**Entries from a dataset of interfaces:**
-.-.-
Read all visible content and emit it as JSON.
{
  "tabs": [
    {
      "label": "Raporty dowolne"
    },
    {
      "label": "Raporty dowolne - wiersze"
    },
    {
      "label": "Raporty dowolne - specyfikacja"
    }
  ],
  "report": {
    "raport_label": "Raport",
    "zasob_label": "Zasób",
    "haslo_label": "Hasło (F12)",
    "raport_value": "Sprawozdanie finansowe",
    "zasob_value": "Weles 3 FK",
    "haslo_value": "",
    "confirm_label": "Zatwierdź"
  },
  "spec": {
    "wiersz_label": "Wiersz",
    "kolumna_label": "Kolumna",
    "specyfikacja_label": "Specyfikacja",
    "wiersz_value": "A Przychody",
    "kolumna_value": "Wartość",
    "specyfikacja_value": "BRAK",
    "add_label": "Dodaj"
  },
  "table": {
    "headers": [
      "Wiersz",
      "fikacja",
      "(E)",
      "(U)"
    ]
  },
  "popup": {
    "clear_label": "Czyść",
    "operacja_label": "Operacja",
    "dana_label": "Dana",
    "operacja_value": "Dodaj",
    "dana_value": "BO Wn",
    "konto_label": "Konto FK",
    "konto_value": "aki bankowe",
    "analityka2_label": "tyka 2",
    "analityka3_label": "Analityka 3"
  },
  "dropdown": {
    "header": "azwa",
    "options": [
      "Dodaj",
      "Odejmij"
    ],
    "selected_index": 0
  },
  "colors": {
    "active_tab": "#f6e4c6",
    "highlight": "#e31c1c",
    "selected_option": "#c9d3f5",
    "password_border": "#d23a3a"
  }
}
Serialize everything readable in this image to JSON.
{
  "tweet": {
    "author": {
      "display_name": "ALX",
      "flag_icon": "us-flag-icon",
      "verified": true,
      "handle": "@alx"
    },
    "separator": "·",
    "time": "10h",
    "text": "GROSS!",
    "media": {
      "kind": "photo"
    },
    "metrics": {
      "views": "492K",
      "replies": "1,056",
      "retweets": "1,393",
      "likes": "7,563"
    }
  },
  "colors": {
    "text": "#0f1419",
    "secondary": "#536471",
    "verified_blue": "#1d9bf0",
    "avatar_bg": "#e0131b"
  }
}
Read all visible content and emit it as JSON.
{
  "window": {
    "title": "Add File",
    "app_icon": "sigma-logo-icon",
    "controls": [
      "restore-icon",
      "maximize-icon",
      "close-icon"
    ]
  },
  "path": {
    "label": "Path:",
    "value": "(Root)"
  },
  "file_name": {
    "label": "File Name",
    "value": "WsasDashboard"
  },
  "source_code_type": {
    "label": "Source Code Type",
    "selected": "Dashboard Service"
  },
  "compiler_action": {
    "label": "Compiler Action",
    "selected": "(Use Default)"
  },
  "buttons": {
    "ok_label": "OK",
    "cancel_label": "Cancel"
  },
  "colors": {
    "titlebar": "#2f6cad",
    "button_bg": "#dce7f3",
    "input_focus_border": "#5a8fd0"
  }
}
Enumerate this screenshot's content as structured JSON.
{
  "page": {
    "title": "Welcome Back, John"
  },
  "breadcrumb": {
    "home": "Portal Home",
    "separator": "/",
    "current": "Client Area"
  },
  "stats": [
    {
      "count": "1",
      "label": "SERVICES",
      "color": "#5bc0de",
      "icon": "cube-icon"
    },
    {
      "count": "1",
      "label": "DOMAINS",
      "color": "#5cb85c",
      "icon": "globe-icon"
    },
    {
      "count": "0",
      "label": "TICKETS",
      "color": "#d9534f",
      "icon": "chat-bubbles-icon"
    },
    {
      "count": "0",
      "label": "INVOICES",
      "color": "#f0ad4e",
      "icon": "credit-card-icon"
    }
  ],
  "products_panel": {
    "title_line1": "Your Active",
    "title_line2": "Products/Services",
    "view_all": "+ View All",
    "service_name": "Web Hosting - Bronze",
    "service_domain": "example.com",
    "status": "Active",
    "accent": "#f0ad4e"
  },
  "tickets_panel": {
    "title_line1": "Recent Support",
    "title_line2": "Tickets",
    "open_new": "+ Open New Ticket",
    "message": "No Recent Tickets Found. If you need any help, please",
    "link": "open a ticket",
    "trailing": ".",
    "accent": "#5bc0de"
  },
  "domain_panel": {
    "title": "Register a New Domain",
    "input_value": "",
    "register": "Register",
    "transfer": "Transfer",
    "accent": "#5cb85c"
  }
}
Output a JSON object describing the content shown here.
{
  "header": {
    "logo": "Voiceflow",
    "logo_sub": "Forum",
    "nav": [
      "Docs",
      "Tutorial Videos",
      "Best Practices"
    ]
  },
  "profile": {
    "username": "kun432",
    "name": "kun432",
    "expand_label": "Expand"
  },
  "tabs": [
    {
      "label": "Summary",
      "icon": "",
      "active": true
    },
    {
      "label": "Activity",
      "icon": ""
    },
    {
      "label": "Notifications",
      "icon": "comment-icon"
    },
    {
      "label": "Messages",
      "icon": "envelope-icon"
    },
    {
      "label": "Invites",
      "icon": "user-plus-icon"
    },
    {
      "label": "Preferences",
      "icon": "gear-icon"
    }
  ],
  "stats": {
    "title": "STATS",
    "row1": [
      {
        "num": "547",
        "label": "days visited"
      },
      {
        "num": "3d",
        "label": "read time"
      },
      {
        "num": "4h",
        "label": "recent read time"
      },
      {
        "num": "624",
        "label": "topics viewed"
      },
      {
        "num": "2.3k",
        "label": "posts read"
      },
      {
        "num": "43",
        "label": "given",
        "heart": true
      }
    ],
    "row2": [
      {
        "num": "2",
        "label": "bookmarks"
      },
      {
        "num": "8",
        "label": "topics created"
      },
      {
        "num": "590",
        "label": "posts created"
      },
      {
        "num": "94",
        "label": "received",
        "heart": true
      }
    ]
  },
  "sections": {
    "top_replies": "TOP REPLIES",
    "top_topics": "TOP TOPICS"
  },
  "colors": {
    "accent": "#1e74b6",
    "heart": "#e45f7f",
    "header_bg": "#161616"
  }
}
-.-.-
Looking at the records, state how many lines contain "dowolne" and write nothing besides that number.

**SOLUTION FOR THIS PROBLEM:** 3